Problem details: Write every record out again exactly as given.

Records:

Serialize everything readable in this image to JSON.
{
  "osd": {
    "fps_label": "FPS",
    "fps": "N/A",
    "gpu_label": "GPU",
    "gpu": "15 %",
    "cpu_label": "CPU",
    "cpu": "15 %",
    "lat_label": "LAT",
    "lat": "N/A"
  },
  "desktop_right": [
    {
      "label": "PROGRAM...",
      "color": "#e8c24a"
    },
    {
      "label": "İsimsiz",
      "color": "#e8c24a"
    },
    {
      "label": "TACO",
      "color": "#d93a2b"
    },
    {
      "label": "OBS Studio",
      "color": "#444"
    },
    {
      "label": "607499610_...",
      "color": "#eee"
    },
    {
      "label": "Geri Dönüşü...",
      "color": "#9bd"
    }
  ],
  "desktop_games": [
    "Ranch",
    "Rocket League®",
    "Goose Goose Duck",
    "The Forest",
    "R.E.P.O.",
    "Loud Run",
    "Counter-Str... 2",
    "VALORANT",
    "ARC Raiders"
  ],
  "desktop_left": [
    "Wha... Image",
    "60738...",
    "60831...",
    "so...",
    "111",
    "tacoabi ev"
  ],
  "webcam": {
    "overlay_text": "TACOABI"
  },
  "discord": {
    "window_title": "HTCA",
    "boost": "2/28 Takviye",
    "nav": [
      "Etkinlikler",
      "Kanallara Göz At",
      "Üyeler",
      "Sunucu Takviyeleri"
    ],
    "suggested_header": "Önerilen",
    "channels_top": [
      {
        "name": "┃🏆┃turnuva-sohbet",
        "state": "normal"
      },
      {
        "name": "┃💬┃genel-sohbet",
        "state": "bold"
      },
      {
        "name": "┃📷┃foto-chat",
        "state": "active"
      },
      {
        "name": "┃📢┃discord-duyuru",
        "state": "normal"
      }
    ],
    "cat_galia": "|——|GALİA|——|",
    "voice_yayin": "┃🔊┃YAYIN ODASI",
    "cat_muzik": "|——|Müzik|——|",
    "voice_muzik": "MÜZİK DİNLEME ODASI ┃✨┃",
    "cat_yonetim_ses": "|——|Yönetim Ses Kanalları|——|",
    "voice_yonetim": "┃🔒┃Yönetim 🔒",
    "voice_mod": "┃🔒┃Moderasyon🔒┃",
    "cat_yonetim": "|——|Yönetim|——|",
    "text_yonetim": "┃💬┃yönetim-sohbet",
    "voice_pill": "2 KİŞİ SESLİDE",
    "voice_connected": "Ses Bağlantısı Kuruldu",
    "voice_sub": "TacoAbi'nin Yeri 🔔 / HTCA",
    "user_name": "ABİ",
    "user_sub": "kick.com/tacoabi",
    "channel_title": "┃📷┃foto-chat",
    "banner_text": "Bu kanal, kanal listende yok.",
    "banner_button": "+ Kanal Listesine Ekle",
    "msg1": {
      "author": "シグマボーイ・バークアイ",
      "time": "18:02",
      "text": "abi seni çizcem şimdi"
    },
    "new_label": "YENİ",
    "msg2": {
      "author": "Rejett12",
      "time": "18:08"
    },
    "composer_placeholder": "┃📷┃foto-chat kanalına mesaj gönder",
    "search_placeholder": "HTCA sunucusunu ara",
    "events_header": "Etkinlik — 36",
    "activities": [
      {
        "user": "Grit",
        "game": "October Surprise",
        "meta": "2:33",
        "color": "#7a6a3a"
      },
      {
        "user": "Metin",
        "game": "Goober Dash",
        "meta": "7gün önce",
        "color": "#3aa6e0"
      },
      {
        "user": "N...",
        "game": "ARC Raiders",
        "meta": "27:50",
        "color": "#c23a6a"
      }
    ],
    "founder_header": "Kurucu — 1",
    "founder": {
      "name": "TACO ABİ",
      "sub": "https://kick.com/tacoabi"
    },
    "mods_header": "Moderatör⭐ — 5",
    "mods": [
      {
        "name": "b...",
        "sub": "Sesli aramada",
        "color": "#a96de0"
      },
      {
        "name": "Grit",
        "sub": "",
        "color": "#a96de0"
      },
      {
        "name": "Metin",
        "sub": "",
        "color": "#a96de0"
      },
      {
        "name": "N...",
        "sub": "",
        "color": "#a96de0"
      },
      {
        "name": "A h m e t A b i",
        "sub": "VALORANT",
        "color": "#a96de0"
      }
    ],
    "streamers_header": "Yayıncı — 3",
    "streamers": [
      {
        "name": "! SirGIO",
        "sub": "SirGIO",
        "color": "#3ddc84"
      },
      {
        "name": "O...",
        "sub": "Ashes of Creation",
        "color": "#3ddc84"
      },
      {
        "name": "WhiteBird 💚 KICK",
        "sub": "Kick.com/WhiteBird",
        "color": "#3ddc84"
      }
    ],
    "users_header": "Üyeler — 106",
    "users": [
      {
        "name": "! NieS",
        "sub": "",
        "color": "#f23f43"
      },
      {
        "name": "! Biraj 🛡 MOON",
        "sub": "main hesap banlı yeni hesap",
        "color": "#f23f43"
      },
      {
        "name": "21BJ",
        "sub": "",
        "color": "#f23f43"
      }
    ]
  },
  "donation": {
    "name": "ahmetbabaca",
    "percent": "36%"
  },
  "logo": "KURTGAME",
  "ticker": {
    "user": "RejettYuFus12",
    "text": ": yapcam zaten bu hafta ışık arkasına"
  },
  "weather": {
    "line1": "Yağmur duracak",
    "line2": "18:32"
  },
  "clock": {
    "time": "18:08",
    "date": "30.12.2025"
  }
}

Response below:
Serialize everything readable in this image to JSON.
{
  "osd": {
    "fps_label": "FPS",
    "fps": "N/A",
    "gpu_label": "GPU",
    "gpu": "15 %",
    "cpu_label": "CPU",
    "cpu": "15 %",
    "lat_label": "LAT",
    "lat": "N/A"
  },
  "desktop_right": [
    {
      "label": "PROGRAM...",
      "color": "#e8c24a"
    },
    {
      "label": "İsimsiz",
      "color": "#e8c24a"
    },
    {
      "label": "TACO",
      "color": "#d93a2b"
    },
    {
      "label": "OBS Studio",
      "color": "#444"
    },
    {
      "label": "607499610_...",
      "color": "#eee"
    },
    {
      "label": "Geri Dönüşü...",
      "color": "#9bd"
    }
  ],
  "desktop_games": [
    "Ranch",
    "Rocket League®",
    "Goose Goose Duck",
    "The Forest",
    "R.E.P.O.",
    "Loud Run",
    "Counter-Str... 2",
    "VALORANT",
    "ARC Raiders"
  ],
  "desktop_left": [
    "Wha... Image",
    "60738...",
    "60831...",
    "so...",
    "111",
    "tacoabi ev"
  ],
  "webcam": {
    "overlay_text": "TACOABI"
  },
  "discord": {
    "window_title": "HTCA",
    "boost": "2/28 Takviye",
    "nav": [
      "Etkinlikler",
      "Kanallara Göz At",
      "Üyeler",
      "Sunucu Takviyeleri"
    ],
    "suggested_header": "Önerilen",
    "channels_top": [
      {
        "name": "┃🏆┃turnuva-sohbet",
        "state": "normal"
      },
      {
        "name": "┃💬┃genel-sohbet",
        "state": "bold"
      },
      {
        "name": "┃📷┃foto-chat",
        "state": "active"
      },
      {
        "name": "┃📢┃discord-duyuru",
        "state": "normal"
      }
    ],
    "cat_galia": "|——|GALİA|——|",
    "voice_yayin": "┃🔊┃YAYIN ODASI",
    "cat_muzik": "|——|Müzik|——|",
    "voice_muzik": "MÜZİK DİNLEME ODASI ┃✨┃",
    "cat_yonetim_ses": "|——|Yönetim Ses Kanalları|——|",
    "voice_yonetim": "┃🔒┃Yönetim 🔒",
    "voice_mod": "┃🔒┃Moderasyon🔒┃",
    "cat_yonetim": "|——|Yönetim|——|",
    "text_yonetim": "┃💬┃yönetim-sohbet",
    "voice_pill": "2 KİŞİ SESLİDE",
    "voice_connected": "Ses Bağlantısı Kuruldu",
    "voice_sub": "TacoAbi'nin Yeri 🔔 / HTCA",
    "user_name": "ABİ",
    "user_sub": "kick.com/tacoabi",
    "channel_title": "┃📷┃foto-chat",
    "banner_text": "Bu kanal, kanal listende yok.",
    "banner_button": "+ Kanal Listesine Ekle",
    "msg1": {
      "author": "シグマボーイ・バークアイ",
      "time": "18:02",
      "text": "abi seni çizcem şimdi"
    },
    "new_label": "YENİ",
    "msg2": {
      "author": "Rejett12",
      "time": "18:08"
    },
    "composer_placeholder": "┃📷┃foto-chat kanalına mesaj gönder",
    "search_placeholder": "HTCA sunucusunu ara",
    "events_header": "Etkinlik — 36",
    "activities": [
      {
        "user": "Grit",
        "game": "October Surprise",
        "meta": "2:33",
        "color": "#7a6a3a"
      },
      {
        "user": "Metin",
        "game": "Goober Dash",
        "meta": "7gün önce",
        "color": "#3aa6e0"
      },
      {
        "user": "N...",
        "game": "ARC Raiders",
        "meta": "27:50",
        "color": "#c23a6a"
      }
    ],
    "founder_header": "Kurucu — 1",
    "founder": {
      "name": "TACO ABİ",
      "sub": "https://kick.com/tacoabi"
    },
    "mods_header": "Moderatör⭐ — 5",
    "mods": [
      {
        "name": "b...",
        "sub": "Sesli aramada",
        "color": "#a96de0"
      },
      {
        "name": "Grit",
        "sub": "",
        "color": "#a96de0"
      },
      {
        "name": "Metin",
        "sub": "",
        "color": "#a96de0"
      },
      {
        "name": "N...",
        "sub": "",
        "color": "#a96de0"
      },
      {
        "name": "A h m e t A b i",
        "sub": "VALORANT",
        "color": "#a96de0"
      }
    ],
    "streamers_header": "Yayıncı — 3",
    "streamers": [
      {
        "name": "! SirGIO",
        "sub": "SirGIO",
        "color": "#3ddc84"
      },
      {
        "name": "O...",
        "sub": "Ashes of Creation",
        "color": "#3ddc84"
      },
      {
        "name": "WhiteBird 💚 KICK",
        "sub": "Kick.com/WhiteBird",
        "color": "#3ddc84"
      }
    ],
    "users_header": "Üyeler — 106",
    "users": [
      {
        "name": "! NieS",
        "sub": "",
        "color": "#f23f43"
      },
      {
        "name": "! Biraj 🛡 MOON",
        "sub": "main hesap banlı yeni hesap",
        "color": "#f23f43"
      },
      {
        "name": "21BJ",
        "sub": "",
        "color": "#f23f43"
      }
    ]
  },
  "donation": {
    "name": "ahmetbabaca",
    "percent": "36%"
  },
  "logo": "KURTGAME",
  "ticker": {
    "user": "RejettYuFus12",
    "text": ": yapcam zaten bu hafta ışık arkasına"
  },
  "weather": {
    "line1": "Yağmur duracak",
    "line2": "18:32"
  },
  "clock": {
    "time": "18:08",
    "date": "30.12.2025"
  }
}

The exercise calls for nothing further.